A bronze food steamer known as a yan-steamer.
A bronze food steamer known as a yan-steamer. Courtesy Chinese Cultural Relics

Most of the artifacts are made of bronze, but the archaeologists also found pottery, and items made of seashell, clamshell, colored lacquer, jade, stone, and animal bones. These objects were found in the eight niches of the tomb. Out of a total of 50 bronze vessels, 40 were for food: cauldrons, tureens, wine containers, and jars. Researchers believe they were used mainly during ritual functions.

This cauldron has three groups of dragon motifs on its upper body. Each of the legs are decorated with an animal mask and two bowstring lines.
This cauldron has three groups of dragon motifs on its upper body. Each of the legs are decorated with an animal mask and two bowstring lines. Courtesy Chinese Cultural Relics

Tomb M4, which dates back to the beginning of the Zhou dynasty, was probably built for a high-ranking person, perhaps a chief or a chief’s spouse. But some of the artifacts bore engravings from the Shang dynasty, which ruled before the Zhou took over.

A rectangular cauldron.
A rectangular cauldron. Courtesy Chinese Cultural Relics

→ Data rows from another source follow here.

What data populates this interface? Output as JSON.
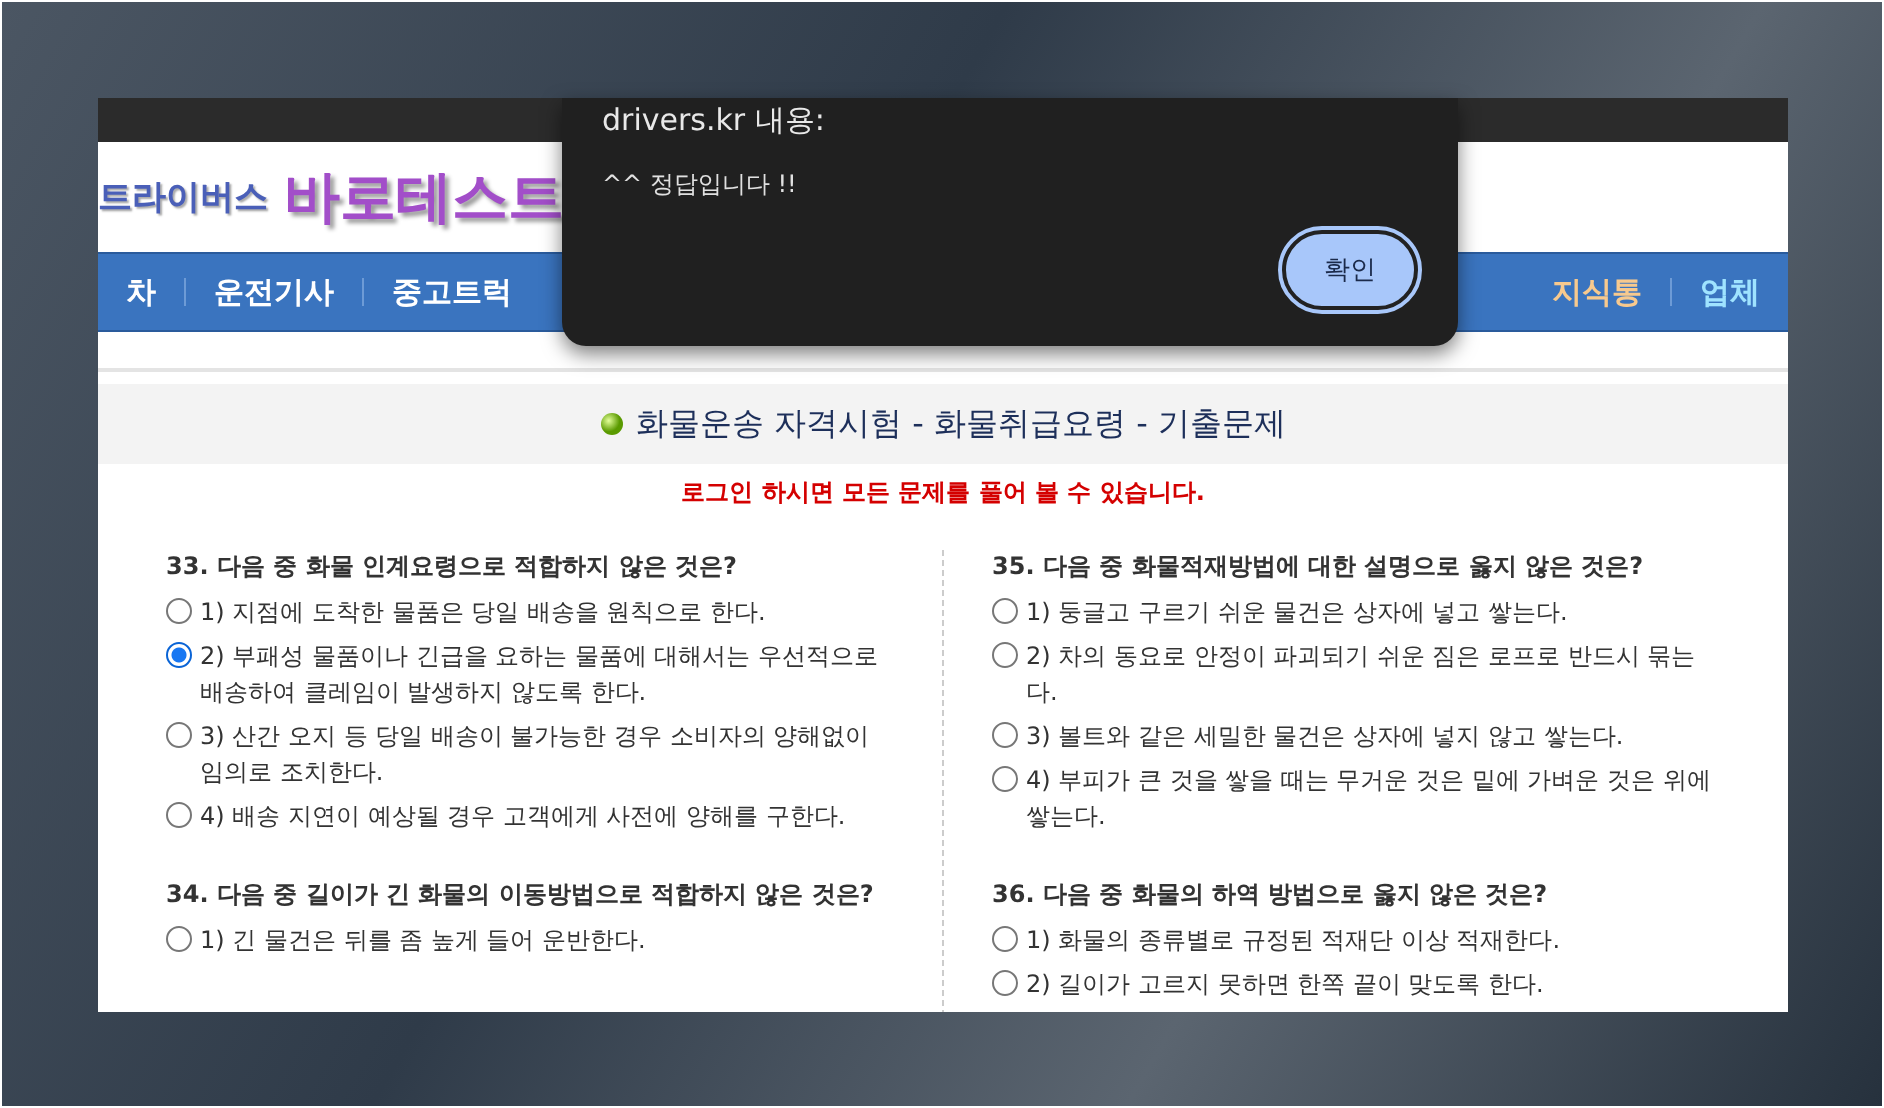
{
  "logo": {
    "prefix": "트라이버스",
    "name": "바로테스트"
  },
  "nav": {
    "left": [
      {
        "label": "차"
      },
      {
        "label": "운전기사"
      },
      {
        "label": "중고트럭"
      }
    ],
    "right": [
      {
        "label": "지식통",
        "color": "#f7c98e"
      },
      {
        "label": "업체",
        "color": "#9fe3ff"
      }
    ]
  },
  "page_title": "화물운송 자격시험 - 화물취급요령 - 기출문제",
  "notice": "로그인 하시면 모든 문제를 풀어 볼 수 있습니다.",
  "columns": [
    [
      {
        "question": "33. 다음 중 화물 인계요령으로 적합하지 않은 것은?",
        "options": [
          {
            "text": "1) 지점에 도착한 물품은 당일 배송을 원칙으로 한다.",
            "selected": false
          },
          {
            "text": "2) 부패성 물품이나 긴급을 요하는 물품에 대해서는 우선적으로 배송하여 클레임이 발생하지 않도록 한다.",
            "selected": true
          },
          {
            "text": "3) 산간 오지 등 당일 배송이 불가능한 경우 소비자의 양해없이 임의로 조치한다.",
            "selected": false
          },
          {
            "text": "4) 배송 지연이 예상될 경우 고객에게 사전에 양해를 구한다.",
            "selected": false
          }
        ]
      },
      {
        "question": "34. 다음 중 길이가 긴 화물의 이동방법으로 적합하지 않은 것은?",
        "options": [
          {
            "text": "1) 긴 물건은 뒤를 좀 높게 들어 운반한다.",
            "selected": false
          }
        ]
      }
    ],
    [
      {
        "question": "35. 다음 중 화물적재방법에 대한 설명으로 옳지 않은 것은?",
        "options": [
          {
            "text": "1) 둥글고 구르기 쉬운 물건은 상자에 넣고 쌓는다.",
            "selected": false
          },
          {
            "text": "2) 차의 동요로 안정이 파괴되기 쉬운 짐은 로프로 반드시 묶는다.",
            "selected": false
          },
          {
            "text": "3) 볼트와 같은 세밀한 물건은 상자에 넣지 않고 쌓는다.",
            "selected": false
          },
          {
            "text": "4) 부피가 큰 것을 쌓을 때는 무거운 것은 밑에 가벼운 것은 위에 쌓는다.",
            "selected": false
          }
        ]
      },
      {
        "question": "36. 다음 중 화물의 하역 방법으로 옳지 않은 것은?",
        "options": [
          {
            "text": "1) 화물의 종류별로 규정된 적재단 이상 적재한다.",
            "selected": false
          },
          {
            "text": "2) 길이가 고르지 못하면 한쪽 끝이 맞도록 한다.",
            "selected": false
          }
        ]
      }
    ]
  ],
  "dialog": {
    "title": "drivers.kr 내용:",
    "message": "^^ 정답입니다 !!",
    "button": "확인"
  }
}
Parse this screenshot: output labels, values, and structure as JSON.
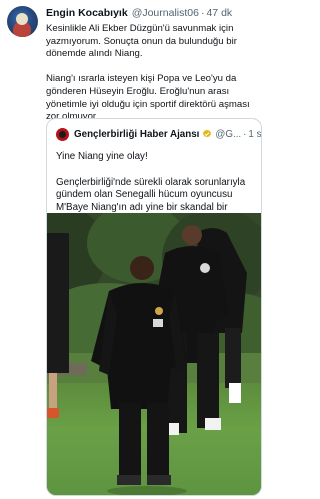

At first, researchers attempted to explain this by looking back at the migratory movements of Shang people. Some Shang clans migrated into Zhou-ruled areas and may have brought ritual vessels with them. But the various clan emblems seen in Tomb M4 do not belong to any of these groups.

This tureen features handles that are decorated with bovine heads.
This tureen features handles that are decorated with bovine heads. Courtesy Chinese Cultural Relics

So the archaeologists considered a different explanation. The bronze food vessels, they think, were probably spoils of the two wars the Zhou and Shang waged against each other. “After conquering the Shang dynasty, the Zhou king distributed the plundered war spoils to the military officers with great achievements,” they write, “and these spoils usually included bronze vessels.”

Gastro Obscura covers the world’s most wondrous food and drink.
Sign up for our email, delivered twice a week.